This can be a real minefield. It seems that battery packs for many household items, such as cordless drills, handheld radios and Camcorders are nicely sealed so that you cannot get into them without breaking them open. Not only that but they are so damn expensive to replace. But I suppose it is good business for companies such as Alinco, Icom, Sony and Philips.
The basic problem with battery packs is that all the cells are not 100% identical. If one cell then becomes discharged before the others and you continue the discharge, then the cell that has given up first will be reverse charged by the good cells. This reverse current charging can cause weaker battery cells to become totally dead. With a little patience it is possible to neatly smash apart most battery pack cases to gain access to the individual cells. Replacement cell must have the same capacity (or more) than the others remaining cells in the pack. The memory effect has the positive effect of equalising cell capacities during normal use. Do not forget that a new replacement cell should also have the same state of charge as those remaining in the battery pack.
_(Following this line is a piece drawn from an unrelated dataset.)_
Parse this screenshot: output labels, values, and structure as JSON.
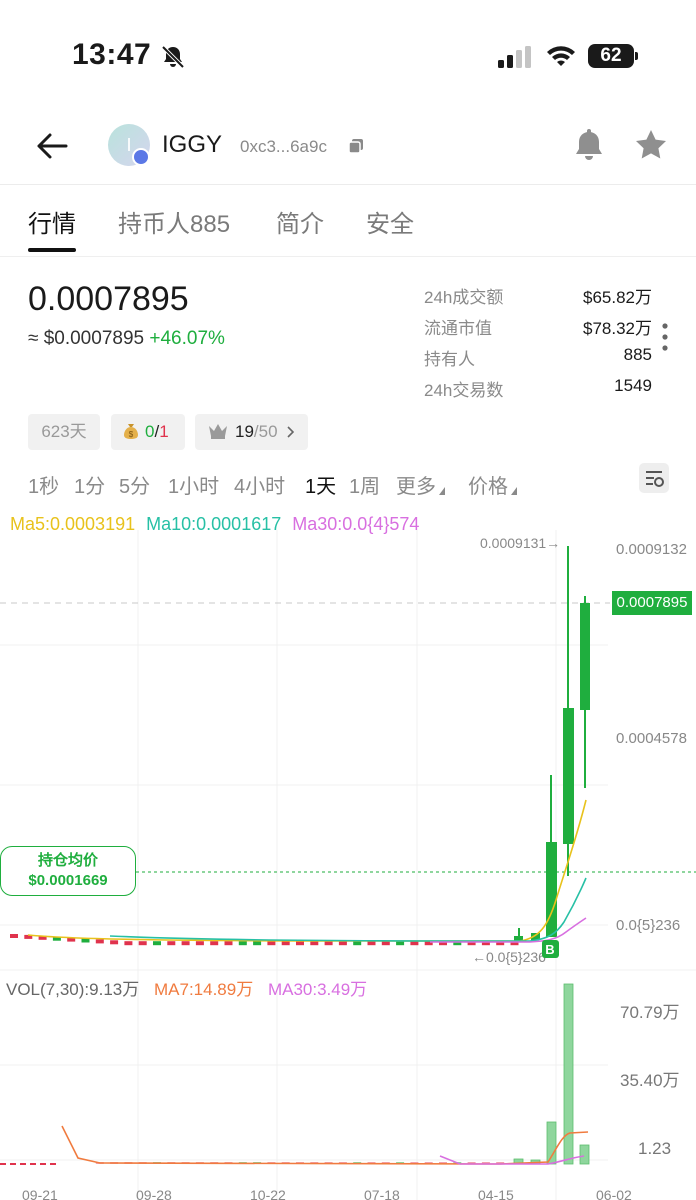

The future or rechargeable batteries could prove to be rather exciting. The general population want pocket telephones and other equipment that will operate for days with only one charge. The general public also try to "top-up" batteries or overcharge "... till thy kingdom come ...". Nickel Metal Hydride (NiMH) batteries could be a solution. When I have learned more about them I will update this article. In the meantime, have fun and look after your batteries. Very best regards from Harry.
PS - This article was written on a laptop computer powered by NiC%